See also Item to List.

Tuples

Tuples represent pairs of elements. Tuples are hetrogeneous, meaning that their elements don’t have to be of the same type. One of their primary uses are for passing multiple elements to and from a Lambda.

See also Tuple.

Generic types

Generic types are types that can change, depending on what you connect them to. This is useful, for example, for list or tuple operations that can be performed independently of the types of the elements in the list/tuple. Examples: Item to List and Tuple. Before they are connected to anything the generic types are shown as a question mark on the port.

Function types (Lambda function)

Function is a datatype that represents a function that can be executed. The type is shown as the greek letter λ on the port. The corresponding tooltip when hovering, will show something like: ‘table -> table’, ‘<a> -> <a>’, where the type before the arrow is the argument type and the type after the arrow is the result type.

Control structures

Things like loops and if-statements are not as ubiquitous in sympathy workflows as they are in ordinary programming languages. They are instead often implemented in a more data-centric way.

Conditional execution

If you want to branch a flow and only execute a single branch, you can often get away with using filters and selectors to guide the data into different branches. For more complex conditional execution, use the node Conditional Propagate.

Looping

The easiest way to loop over data in Sympathy is to use list nodes. Most list nodes implicitly loop over all the incoming data. For example Select columns in Tables will loop over all the tables in the input and do the selection for each of them.

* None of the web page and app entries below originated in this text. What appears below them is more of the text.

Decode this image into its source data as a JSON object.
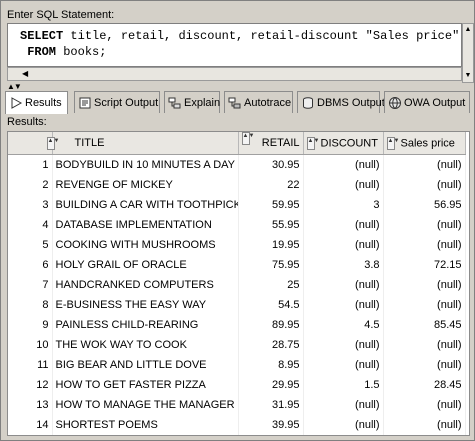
{
  "editor": {
    "label": "Enter SQL Statement:",
    "line1_keyword": "SELECT",
    "line1_rest": " title, retail, discount, retail-discount \"Sales price\"",
    "line2_keyword": "FROM",
    "line2_rest": " books;"
  },
  "tabs": [
    {
      "label": "Results",
      "icon": "results-play-icon",
      "active": true
    },
    {
      "label": "Script Output",
      "icon": "script-output-icon",
      "active": false
    },
    {
      "label": "Explain",
      "icon": "explain-icon",
      "active": false
    },
    {
      "label": "Autotrace",
      "icon": "autotrace-icon",
      "active": false
    },
    {
      "label": "DBMS Output",
      "icon": "dbms-output-icon",
      "active": false
    },
    {
      "label": "OWA Output",
      "icon": "owa-output-icon",
      "active": false
    }
  ],
  "results_label": "Results:",
  "grid": {
    "columns": [
      "TITLE",
      "RETAIL",
      "DISCOUNT",
      "Sales price"
    ],
    "rows": [
      {
        "n": "1",
        "title": "BODYBUILD IN 10 MINUTES A DAY",
        "retail": "30.95",
        "discount": "(null)",
        "sales": "(null)"
      },
      {
        "n": "2",
        "title": "REVENGE OF MICKEY",
        "retail": "22",
        "discount": "(null)",
        "sales": "(null)"
      },
      {
        "n": "3",
        "title": "BUILDING A CAR WITH TOOTHPICKS",
        "retail": "59.95",
        "discount": "3",
        "sales": "56.95"
      },
      {
        "n": "4",
        "title": "DATABASE IMPLEMENTATION",
        "retail": "55.95",
        "discount": "(null)",
        "sales": "(null)"
      },
      {
        "n": "5",
        "title": "COOKING WITH MUSHROOMS",
        "retail": "19.95",
        "discount": "(null)",
        "sales": "(null)"
      },
      {
        "n": "6",
        "title": "HOLY GRAIL OF ORACLE",
        "retail": "75.95",
        "discount": "3.8",
        "sales": "72.15"
      },
      {
        "n": "7",
        "title": "HANDCRANKED COMPUTERS",
        "retail": "25",
        "discount": "(null)",
        "sales": "(null)"
      },
      {
        "n": "8",
        "title": "E-BUSINESS THE EASY WAY",
        "retail": "54.5",
        "discount": "(null)",
        "sales": "(null)"
      },
      {
        "n": "9",
        "title": "PAINLESS CHILD-REARING",
        "retail": "89.95",
        "discount": "4.5",
        "sales": "85.45"
      },
      {
        "n": "10",
        "title": "THE WOK WAY TO COOK",
        "retail": "28.75",
        "discount": "(null)",
        "sales": "(null)"
      },
      {
        "n": "11",
        "title": "BIG BEAR AND LITTLE DOVE",
        "retail": "8.95",
        "discount": "(null)",
        "sales": "(null)"
      },
      {
        "n": "12",
        "title": "HOW TO GET FASTER PIZZA",
        "retail": "29.95",
        "discount": "1.5",
        "sales": "28.45"
      },
      {
        "n": "13",
        "title": "HOW TO MANAGE THE MANAGER",
        "retail": "31.95",
        "discount": "(null)",
        "sales": "(null)"
      },
      {
        "n": "14",
        "title": "SHORTEST POEMS",
        "retail": "39.95",
        "discount": "(null)",
        "sales": "(null)"
      }
    ]
  },
  "colors": {
    "panel_bg": "#d4d0c8",
    "header_bg": "#e9e7e2"
  }
}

For the situations when there is no list node for what you need to do you can instead use the node Map to run a Lambda once for each element in a list.